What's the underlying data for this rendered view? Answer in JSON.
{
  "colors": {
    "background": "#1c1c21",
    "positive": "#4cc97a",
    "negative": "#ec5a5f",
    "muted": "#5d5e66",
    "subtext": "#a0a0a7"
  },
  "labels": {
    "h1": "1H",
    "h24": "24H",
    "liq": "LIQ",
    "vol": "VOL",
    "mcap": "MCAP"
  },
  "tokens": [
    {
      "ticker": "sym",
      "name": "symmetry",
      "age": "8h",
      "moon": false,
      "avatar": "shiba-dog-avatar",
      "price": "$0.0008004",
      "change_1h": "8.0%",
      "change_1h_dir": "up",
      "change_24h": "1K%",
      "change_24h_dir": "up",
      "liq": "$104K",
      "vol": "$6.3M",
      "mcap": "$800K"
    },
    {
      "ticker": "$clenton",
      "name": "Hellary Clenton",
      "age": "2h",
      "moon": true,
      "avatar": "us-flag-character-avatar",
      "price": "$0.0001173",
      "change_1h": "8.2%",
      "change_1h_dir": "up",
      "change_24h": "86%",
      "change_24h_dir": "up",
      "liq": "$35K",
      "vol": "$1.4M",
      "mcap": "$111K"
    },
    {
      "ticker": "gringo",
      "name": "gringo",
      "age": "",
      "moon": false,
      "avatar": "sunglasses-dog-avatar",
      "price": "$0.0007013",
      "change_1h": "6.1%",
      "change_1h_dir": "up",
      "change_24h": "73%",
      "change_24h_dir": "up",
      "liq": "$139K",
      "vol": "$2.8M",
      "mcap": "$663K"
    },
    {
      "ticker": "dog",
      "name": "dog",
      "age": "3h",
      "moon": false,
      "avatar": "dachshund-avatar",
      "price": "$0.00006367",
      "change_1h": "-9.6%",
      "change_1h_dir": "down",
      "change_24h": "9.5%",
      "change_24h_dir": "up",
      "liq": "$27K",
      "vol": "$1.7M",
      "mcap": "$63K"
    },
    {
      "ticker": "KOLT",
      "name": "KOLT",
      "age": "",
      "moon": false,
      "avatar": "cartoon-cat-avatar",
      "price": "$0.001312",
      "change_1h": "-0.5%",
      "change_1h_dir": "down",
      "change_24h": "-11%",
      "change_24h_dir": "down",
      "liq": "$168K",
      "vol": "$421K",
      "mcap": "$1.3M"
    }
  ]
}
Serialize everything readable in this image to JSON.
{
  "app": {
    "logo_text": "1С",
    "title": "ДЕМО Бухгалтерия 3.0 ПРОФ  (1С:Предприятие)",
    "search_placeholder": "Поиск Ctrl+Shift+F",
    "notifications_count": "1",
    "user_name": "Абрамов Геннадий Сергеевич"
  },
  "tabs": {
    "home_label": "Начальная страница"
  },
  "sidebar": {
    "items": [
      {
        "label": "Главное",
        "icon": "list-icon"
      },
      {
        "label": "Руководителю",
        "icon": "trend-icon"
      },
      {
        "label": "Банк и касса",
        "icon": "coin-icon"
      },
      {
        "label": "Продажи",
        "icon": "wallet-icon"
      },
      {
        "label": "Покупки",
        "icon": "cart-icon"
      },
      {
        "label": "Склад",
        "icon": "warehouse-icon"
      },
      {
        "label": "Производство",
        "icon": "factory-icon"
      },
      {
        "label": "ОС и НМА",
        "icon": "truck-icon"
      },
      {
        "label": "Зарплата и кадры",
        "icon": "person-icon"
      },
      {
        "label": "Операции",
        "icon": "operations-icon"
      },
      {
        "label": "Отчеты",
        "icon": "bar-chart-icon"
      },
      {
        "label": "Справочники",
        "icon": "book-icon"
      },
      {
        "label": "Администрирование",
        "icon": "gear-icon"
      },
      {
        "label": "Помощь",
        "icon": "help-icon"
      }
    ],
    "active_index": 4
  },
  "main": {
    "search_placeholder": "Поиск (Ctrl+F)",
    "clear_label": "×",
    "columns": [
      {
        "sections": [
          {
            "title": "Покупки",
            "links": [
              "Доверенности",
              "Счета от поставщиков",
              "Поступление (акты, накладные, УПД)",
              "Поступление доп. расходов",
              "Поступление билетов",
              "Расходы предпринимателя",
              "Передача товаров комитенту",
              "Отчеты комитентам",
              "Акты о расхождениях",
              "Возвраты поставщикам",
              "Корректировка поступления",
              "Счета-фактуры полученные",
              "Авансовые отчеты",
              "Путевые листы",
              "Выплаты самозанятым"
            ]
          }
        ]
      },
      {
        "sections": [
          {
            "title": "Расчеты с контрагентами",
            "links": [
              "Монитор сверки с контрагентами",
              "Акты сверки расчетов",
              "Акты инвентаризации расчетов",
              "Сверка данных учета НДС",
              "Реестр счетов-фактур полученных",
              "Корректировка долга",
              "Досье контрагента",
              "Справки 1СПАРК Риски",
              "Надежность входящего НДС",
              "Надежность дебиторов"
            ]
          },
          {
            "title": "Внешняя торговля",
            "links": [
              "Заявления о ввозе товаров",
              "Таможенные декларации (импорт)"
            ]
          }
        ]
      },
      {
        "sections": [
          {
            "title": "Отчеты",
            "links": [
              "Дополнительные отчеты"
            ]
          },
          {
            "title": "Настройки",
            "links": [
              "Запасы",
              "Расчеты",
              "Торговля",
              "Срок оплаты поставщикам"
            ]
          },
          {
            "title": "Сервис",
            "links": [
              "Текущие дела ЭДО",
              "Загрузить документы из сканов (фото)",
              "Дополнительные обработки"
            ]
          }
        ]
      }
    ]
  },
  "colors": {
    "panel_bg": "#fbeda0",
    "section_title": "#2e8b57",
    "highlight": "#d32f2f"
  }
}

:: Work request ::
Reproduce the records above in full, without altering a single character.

:: Result ::
What's the underlying data for this rendered view? Answer in JSON.
{
  "colors": {
    "background": "#1c1c21",
    "positive": "#4cc97a",
    "negative": "#ec5a5f",
    "muted": "#5d5e66",
    "subtext": "#a0a0a7"
  },
  "labels": {
    "h1": "1H",
    "h24": "24H",
    "liq": "LIQ",
    "vol": "VOL",
    "mcap": "MCAP"
  },
  "tokens": [
    {
      "ticker": "sym",
      "name": "symmetry",
      "age": "8h",
      "moon": false,
      "avatar": "shiba-dog-avatar",
      "price": "$0.0008004",
      "change_1h": "8.0%",
      "change_1h_dir": "up",
      "change_24h": "1K%",
      "change_24h_dir": "up",
      "liq": "$104K",
      "vol": "$6.3M",
      "mcap": "$800K"
    },
    {
      "ticker": "$clenton",
      "name": "Hellary Clenton",
      "age": "2h",
      "moon": true,
      "avatar": "us-flag-character-avatar",
      "price": "$0.0001173",
      "change_1h": "8.2%",
      "change_1h_dir": "up",
      "change_24h": "86%",
      "change_24h_dir": "up",
      "liq": "$35K",
      "vol": "$1.4M",
      "mcap": "$111K"
    },
    {
      "ticker": "gringo",
      "name": "gringo",
      "age": "",
      "moon": false,
      "avatar": "sunglasses-dog-avatar",
      "price": "$0.0007013",
      "change_1h": "6.1%",
      "change_1h_dir": "up",
      "change_24h": "73%",
      "change_24h_dir": "up",
      "liq": "$139K",
      "vol": "$2.8M",
      "mcap": "$663K"
    },
    {
      "ticker": "dog",
      "name": "dog",
      "age": "3h",
      "moon": false,
      "avatar": "dachshund-avatar",
      "price": "$0.00006367",
      "change_1h": "-9.6%",
      "change_1h_dir": "down",
      "change_24h": "9.5%",
      "change_24h_dir": "up",
      "liq": "$27K",
      "vol": "$1.7M",
      "mcap": "$63K"
    },
    {
      "ticker": "KOLT",
      "name": "KOLT",
      "age": "",
      "moon": false,
      "avatar": "cartoon-cat-avatar",
      "price": "$0.001312",
      "change_1h": "-0.5%",
      "change_1h_dir": "down",
      "change_24h": "-11%",
      "change_24h_dir": "down",
      "liq": "$168K",
      "vol": "$421K",
      "mcap": "$1.3M"
    }
  ]
}
Serialize everything readable in this image to JSON.
{
  "app": {
    "logo_text": "1С",
    "title": "ДЕМО Бухгалтерия 3.0 ПРОФ  (1С:Предприятие)",
    "search_placeholder": "Поиск Ctrl+Shift+F",
    "notifications_count": "1",
    "user_name": "Абрамов Геннадий Сергеевич"
  },
  "tabs": {
    "home_label": "Начальная страница"
  },
  "sidebar": {
    "items": [
      {
        "label": "Главное",
        "icon": "list-icon"
      },
      {
        "label": "Руководителю",
        "icon": "trend-icon"
      },
      {
        "label": "Банк и касса",
        "icon": "coin-icon"
      },
      {
        "label": "Продажи",
        "icon": "wallet-icon"
      },
      {
        "label": "Покупки",
        "icon": "cart-icon"
      },
      {
        "label": "Склад",
        "icon": "warehouse-icon"
      },
      {
        "label": "Производство",
        "icon": "factory-icon"
      },
      {
        "label": "ОС и НМА",
        "icon": "truck-icon"
      },
      {
        "label": "Зарплата и кадры",
        "icon": "person-icon"
      },
      {
        "label": "Операции",
        "icon": "operations-icon"
      },
      {
        "label": "Отчеты",
        "icon": "bar-chart-icon"
      },
      {
        "label": "Справочники",
        "icon": "book-icon"
      },
      {
        "label": "Администрирование",
        "icon": "gear-icon"
      },
      {
        "label": "Помощь",
        "icon": "help-icon"
      }
    ],
    "active_index": 4
  },
  "main": {
    "search_placeholder": "Поиск (Ctrl+F)",
    "clear_label": "×",
    "columns": [
      {
        "sections": [
          {
            "title": "Покупки",
            "links": [
              "Доверенности",
              "Счета от поставщиков",
              "Поступление (акты, накладные, УПД)",
              "Поступление доп. расходов",
              "Поступление билетов",
              "Расходы предпринимателя",
              "Передача товаров комитенту",
              "Отчеты комитентам",
              "Акты о расхождениях",
              "Возвраты поставщикам",
              "Корректировка поступления",
              "Счета-фактуры полученные",
              "Авансовые отчеты",
              "Путевые листы",
              "Выплаты самозанятым"
            ]
          }
        ]
      },
      {
        "sections": [
          {
            "title": "Расчеты с контрагентами",
            "links": [
              "Монитор сверки с контрагентами",
              "Акты сверки расчетов",
              "Акты инвентаризации расчетов",
              "Сверка данных учета НДС",
              "Реестр счетов-фактур полученных",
              "Корректировка долга",
              "Досье контрагента",
              "Справки 1СПАРК Риски",
              "Надежность входящего НДС",
              "Надежность дебиторов"
            ]
          },
          {
            "title": "Внешняя торговля",
            "links": [
              "Заявления о ввозе товаров",
              "Таможенные декларации (импорт)"
            ]
          }
        ]
      },
      {
        "sections": [
          {
            "title": "Отчеты",
            "links": [
              "Дополнительные отчеты"
            ]
          },
          {
            "title": "Настройки",
            "links": [
              "Запасы",
              "Расчеты",
              "Торговля",
              "Срок оплаты поставщикам"
            ]
          },
          {
            "title": "Сервис",
            "links": [
              "Текущие дела ЭДО",
              "Загрузить документы из сканов (фото)",
              "Дополнительные обработки"
            ]
          }
        ]
      }
    ]
  },
  "colors": {
    "panel_bg": "#fbeda0",
    "section_title": "#2e8b57",
    "highlight": "#d32f2f"
  }
}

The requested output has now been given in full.